On Monday, the Adventurers' petition comes again before the House of Commons. ... Mrs Dempsey is very busy to introduce a petition, at the same time, against the writer. And this day the Parliament fell heavily upon my Lord of Sandwich. ...
‘gamut n. Etym: Contraction of medieval Latin gamma ut; < gamma n. . .
1. The first or lowest note in the mediæval scale of music, answering to the modern G on the lowest line of the bass stave. Obs. exc. Hist.
. . 1597 T. Morley Plaine & Easie Introd. Musicke 4 The first note standeth in Gam-vt.
. . 1677 R. Plot Nat. Hist. Oxford-shire 12 [An Echo]‥which answers to no Note so clearly as to Gamut.
2. The ‘Great Scale’ (of which the invention is ascribed to Guido d'Arezzo), comprising the seven hexachords or partial scales, and consisting of all the recognized notes used in mediæval music. It extended from Γ ut (= G on the lowest line of the bass stave) to E-la (= E in the highest space of the treble). Obs. exc. Hist.

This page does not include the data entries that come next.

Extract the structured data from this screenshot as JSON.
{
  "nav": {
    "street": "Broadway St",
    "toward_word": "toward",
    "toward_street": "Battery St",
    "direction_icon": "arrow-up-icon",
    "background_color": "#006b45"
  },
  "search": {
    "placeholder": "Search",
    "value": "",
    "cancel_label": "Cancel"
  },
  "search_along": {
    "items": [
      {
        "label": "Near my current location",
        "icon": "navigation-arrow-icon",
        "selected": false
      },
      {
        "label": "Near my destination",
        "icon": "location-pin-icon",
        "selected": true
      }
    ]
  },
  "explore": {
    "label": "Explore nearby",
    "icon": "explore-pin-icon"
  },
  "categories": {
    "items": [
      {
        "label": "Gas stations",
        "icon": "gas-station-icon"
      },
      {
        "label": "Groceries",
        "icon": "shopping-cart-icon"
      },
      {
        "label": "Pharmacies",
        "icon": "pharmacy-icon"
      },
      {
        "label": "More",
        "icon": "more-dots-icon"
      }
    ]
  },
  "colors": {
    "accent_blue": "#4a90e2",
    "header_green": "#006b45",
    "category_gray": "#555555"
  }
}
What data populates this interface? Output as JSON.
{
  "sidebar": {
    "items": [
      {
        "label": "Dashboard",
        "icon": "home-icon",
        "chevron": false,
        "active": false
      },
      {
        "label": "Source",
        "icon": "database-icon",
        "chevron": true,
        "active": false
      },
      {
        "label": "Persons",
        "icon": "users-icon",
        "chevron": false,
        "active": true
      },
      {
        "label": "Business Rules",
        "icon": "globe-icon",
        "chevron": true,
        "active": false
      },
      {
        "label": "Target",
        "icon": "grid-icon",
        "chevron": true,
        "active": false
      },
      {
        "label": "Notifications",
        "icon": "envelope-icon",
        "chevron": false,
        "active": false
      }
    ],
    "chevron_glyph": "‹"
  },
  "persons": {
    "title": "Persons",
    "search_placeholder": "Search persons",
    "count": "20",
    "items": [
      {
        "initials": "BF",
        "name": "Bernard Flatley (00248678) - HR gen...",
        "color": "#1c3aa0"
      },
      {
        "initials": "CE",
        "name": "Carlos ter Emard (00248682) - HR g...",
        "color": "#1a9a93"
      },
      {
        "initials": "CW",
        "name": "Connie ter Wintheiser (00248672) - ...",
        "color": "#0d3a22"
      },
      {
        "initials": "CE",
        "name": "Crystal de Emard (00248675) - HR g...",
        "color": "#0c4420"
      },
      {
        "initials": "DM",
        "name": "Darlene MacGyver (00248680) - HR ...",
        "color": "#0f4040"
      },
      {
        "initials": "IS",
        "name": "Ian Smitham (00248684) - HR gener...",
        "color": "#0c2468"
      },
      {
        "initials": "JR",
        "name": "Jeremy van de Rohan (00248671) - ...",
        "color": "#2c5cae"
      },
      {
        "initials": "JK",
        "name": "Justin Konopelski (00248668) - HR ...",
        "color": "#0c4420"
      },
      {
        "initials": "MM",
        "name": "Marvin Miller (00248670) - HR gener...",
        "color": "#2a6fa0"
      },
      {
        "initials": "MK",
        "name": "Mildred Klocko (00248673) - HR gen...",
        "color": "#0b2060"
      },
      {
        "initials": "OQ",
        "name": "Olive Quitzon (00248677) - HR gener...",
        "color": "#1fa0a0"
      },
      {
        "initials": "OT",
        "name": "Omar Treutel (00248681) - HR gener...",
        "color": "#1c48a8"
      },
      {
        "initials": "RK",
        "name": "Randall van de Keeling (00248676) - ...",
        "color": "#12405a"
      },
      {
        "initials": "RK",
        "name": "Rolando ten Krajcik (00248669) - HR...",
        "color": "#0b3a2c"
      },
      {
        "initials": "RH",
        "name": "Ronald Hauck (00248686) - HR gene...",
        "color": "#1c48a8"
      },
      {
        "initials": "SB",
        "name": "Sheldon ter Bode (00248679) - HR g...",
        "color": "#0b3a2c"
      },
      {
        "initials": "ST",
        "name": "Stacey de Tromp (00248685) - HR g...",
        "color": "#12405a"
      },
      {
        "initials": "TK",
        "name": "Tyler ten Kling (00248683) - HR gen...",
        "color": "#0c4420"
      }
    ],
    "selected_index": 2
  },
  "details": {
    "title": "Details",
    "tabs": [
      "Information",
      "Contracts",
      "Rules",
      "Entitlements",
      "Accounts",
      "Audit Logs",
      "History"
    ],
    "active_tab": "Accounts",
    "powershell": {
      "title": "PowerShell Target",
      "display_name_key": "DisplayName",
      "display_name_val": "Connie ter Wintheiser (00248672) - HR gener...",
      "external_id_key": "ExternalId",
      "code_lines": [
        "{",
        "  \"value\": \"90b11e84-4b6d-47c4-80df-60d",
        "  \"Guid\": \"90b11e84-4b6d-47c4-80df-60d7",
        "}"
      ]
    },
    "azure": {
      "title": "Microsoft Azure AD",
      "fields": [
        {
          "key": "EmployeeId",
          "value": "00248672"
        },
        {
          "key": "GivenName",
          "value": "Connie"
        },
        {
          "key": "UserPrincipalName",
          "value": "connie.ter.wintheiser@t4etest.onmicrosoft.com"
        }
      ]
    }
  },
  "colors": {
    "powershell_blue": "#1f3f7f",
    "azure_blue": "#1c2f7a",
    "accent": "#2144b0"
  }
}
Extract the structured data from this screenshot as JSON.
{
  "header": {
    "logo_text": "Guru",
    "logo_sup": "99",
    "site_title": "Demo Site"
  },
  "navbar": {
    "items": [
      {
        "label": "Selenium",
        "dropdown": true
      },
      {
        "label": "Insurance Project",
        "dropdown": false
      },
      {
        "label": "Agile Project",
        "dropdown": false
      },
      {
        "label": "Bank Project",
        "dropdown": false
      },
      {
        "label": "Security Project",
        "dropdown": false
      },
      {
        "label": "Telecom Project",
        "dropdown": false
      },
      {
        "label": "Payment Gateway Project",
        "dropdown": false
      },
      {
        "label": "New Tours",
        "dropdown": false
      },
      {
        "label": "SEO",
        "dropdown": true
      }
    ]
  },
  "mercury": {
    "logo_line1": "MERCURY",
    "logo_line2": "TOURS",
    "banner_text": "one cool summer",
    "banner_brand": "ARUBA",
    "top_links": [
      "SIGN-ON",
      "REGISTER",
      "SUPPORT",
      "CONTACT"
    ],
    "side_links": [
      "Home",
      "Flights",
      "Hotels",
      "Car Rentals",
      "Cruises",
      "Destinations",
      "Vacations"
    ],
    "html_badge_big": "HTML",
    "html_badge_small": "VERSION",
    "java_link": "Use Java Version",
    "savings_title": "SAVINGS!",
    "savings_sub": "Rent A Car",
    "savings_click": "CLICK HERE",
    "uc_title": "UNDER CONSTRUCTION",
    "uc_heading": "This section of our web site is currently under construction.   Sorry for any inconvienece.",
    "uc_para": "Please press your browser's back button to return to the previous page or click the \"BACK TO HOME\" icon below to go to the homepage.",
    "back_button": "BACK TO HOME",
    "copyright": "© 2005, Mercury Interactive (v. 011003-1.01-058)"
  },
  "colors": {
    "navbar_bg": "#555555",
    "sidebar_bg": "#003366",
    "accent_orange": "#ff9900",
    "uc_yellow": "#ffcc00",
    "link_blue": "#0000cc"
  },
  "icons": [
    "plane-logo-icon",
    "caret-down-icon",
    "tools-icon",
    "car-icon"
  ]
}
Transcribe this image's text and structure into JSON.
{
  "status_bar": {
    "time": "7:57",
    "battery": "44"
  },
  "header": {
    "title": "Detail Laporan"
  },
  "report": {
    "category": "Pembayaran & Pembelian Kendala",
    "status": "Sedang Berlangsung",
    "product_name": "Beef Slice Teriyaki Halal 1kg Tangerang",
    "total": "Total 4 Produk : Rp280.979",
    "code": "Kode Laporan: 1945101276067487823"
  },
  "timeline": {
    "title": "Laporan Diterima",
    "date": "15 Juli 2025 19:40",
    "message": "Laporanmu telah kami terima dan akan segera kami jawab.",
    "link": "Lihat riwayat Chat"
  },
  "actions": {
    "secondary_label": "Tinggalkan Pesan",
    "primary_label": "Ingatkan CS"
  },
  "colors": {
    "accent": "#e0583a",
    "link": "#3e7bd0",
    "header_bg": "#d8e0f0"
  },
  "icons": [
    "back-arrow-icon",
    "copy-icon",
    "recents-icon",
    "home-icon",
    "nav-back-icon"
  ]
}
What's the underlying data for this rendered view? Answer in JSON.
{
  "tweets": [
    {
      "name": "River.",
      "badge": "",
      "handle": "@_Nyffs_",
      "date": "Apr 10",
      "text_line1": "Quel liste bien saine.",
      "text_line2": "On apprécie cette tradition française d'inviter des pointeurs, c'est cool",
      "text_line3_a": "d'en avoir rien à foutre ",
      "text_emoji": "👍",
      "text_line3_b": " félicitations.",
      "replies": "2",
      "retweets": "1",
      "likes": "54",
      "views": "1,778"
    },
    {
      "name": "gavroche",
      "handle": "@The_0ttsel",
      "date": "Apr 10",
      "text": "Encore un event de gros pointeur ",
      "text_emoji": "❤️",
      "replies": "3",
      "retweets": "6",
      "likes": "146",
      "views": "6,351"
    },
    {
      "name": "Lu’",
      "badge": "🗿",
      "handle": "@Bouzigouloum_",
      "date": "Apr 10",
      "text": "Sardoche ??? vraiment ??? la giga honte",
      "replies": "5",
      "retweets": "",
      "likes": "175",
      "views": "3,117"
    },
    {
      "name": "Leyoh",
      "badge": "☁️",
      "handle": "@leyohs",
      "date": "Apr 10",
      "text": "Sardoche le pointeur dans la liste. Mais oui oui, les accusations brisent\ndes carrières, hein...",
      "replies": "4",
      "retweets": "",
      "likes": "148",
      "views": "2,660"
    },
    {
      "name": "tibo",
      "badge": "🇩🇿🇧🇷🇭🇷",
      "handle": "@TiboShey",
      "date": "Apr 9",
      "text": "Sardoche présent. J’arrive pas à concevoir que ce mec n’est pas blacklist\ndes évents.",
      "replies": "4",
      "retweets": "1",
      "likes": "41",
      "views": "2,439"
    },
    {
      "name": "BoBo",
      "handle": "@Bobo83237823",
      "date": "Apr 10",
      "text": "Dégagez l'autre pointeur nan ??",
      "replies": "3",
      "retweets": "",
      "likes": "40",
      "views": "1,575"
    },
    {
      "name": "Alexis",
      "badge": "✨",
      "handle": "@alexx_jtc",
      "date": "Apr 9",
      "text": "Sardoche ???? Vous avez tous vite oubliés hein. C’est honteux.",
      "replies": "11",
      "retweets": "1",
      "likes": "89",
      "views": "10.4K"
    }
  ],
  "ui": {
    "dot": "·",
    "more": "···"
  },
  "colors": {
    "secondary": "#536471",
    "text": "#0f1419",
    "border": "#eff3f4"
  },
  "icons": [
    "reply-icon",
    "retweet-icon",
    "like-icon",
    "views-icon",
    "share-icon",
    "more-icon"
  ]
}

1654 J. Playford Breefe Introd. Skill Musick 3 The Gam-ut is drawne upon foureteene Rules, and their Spaces, which comprehend all Notes or sounds usual in Musicke.
. . 1825 J. F. Danneley Encycl. Music at Gamme, This gamut comprised in all, twenty notes, viz. from G, first line bass clef, to the sixth of its double octave, or to the fourth space E, treble clef.
3. a. Hence in later use: The whole series of notes that are recognized by musicians. Sometimes also used for: The major diatonic scale, or the ‘scale’ recognized by any particular people, or at any period.
4. transf. and fig. The whole scale, range, or compass of a thing.’ [OED]
Meanwhile, in Brampton...
"Captain Ferrers...So good of you to call..."
"Mrs.Pepys...You have brought light into our wretched darkness..." beam, kiss of extended hand. "Mr. Pepys, how are you? And you, Mrs. Jackson, let me offer my heartiest congratulations on your marriage."
Pall nervously beaming, smoothing dress, eyeing John Sr's harsh stare.
T'ain't fittin'...John's narrow stare at Bess.
T'ain't fittin'...Grim look at Ferrers.
Knock at door...
"Ah, Mrs. Pepys...How good to find you here..." eager young voice.
"Lord Hinchingbroke, what a joy." beaming smile, hand extended. Pall mentally attempting to copy the manner of hand extension, awaiting miyounglord's greeting...
'ere, I am, waitin'...The new bride...She begins to quietly fume as Hinchingbroke hangs on to Bess' hand.
Door slam as John leaves room...
I wonder, what were the bacon & anchovies for? and did he carry them with him at the play? Too bad qualtities not given so that we could get some idea of the relative prices.